Join Jason Yim for an in-depth discussion in this video Wireframing projects, part of Creative Inspirations: Trigger, Interactive Design Studio.
(Music playing) (Multiple gun shots) (Suspenseful music playing) Jason Yim: We would sketch something super simple, like this, for a sequence and then that's actually sent to our artist in China.
It will come back quite finished, and each step being approved by the client, of course. I think Spidey is a great example of kind of a comprehensive web campaign that we've done. As a team, we've worked on Spidey 1, Spidey 2 and then as Trigger, Spidey 3. This is an example of the original concept that went to Sam Raimi and to the executives of Sony, just to pitch the concept.
Then, from there, we would actually do something a little bit more detailed. So these are production wireframes that show how the site will actually function. Anthony Palacios: So, this isn't exactly a 100% accurate representation of what the site is going to look like, but it at least gives the client a sense of where things are going to be in space and in relation to one another. Jason Yim: Then, from there, we'd actually get to kind of these comps that are then shown to the client for final approval before we build everything out.
Then we go ahead and animate everything in After Effects and Flash and stuff. Then, from there, we go on to a full site. (Music playing) Anthony Palacios: One of the great things about working with Sony is that there is a lot of collaboration, just concepting different ideas of how the information flow is going to break down on the site.
So, to kind of make things a little bit easier and kind of get everyone's head wrapped around that concept, we at Trigger, here, decided that it would just make most sense to kind of lay that out in a visual sense, so that we can actually show the client and the film makers what that thought process was, rather than just writing it up in a long doc. Jason Yim: So, again, I think, the importance of the wireframing is that everything is architected. It's thought all the way through, even before we start building a single piece or putting pixels onto the graphics.
For instance, on Wolverine, we started designing and building the game as they were shooting principle photography, so we had to look at a little bit of the opening sequence that showed Wolverine fighting through different battles over time, and that's what we based the game on. From a couple of screen grabs and our own research, we'd start creating these 3D models. At the same time, a different team would be designing the actual user interface for the actual game screens and the 3D work would also continue with sketches of the game map and stuff.
So, you can see that these are quite large. We'll start off like a pencil sketch like this, done mostly by our Shanghai team. They'll start to get more and more detailed and then, finally, they'll actually create it in full 3D with painted assets and stuff. There is quite a lot of work that goes into the game. Every animation from how the characters are fighting and stuff is also storyboarded, sketched out, and shown to the client for approval. The same amount detail goes into an iPhone game, very simple wireframes that show how each of the screens will work.

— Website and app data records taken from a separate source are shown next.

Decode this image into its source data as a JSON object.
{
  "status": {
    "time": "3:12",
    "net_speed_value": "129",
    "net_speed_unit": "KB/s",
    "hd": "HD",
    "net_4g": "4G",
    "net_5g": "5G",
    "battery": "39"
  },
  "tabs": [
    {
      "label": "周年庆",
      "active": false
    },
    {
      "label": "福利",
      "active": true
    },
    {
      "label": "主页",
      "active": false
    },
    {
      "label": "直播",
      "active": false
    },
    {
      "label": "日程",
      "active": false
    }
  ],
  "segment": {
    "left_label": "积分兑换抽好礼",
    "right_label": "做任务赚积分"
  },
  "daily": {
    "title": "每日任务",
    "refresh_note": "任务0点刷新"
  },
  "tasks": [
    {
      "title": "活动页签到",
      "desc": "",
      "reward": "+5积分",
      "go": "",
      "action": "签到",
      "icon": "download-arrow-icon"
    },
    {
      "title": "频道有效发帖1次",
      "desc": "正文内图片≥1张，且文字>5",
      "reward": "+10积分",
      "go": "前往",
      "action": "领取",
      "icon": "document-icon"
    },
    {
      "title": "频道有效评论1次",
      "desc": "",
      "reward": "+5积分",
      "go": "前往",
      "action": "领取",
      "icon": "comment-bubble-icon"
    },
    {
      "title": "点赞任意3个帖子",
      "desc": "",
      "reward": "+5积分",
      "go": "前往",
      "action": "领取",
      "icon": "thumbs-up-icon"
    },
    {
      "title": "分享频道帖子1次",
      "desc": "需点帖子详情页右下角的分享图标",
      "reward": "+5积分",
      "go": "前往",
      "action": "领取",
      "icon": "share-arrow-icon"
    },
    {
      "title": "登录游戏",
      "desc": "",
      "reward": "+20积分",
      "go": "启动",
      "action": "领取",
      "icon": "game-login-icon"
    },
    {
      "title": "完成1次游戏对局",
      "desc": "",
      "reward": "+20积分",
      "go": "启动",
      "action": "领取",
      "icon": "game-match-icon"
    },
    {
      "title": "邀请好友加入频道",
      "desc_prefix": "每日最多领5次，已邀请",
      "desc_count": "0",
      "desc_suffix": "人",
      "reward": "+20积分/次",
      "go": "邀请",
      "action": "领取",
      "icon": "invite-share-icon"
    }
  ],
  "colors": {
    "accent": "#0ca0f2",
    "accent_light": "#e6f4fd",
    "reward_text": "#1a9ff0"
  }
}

Then once all this is approved, we'd actually move to design comps that show every single screen. Then, that would actually end up with the actual game, after a lot of programming. Anthony Palacios: A lot of magic. Jason Yim: Yes, and it's all working. It's taking GPS, your starting location, mapping out how to get to Tibet. It's had 500,000 downloads so far.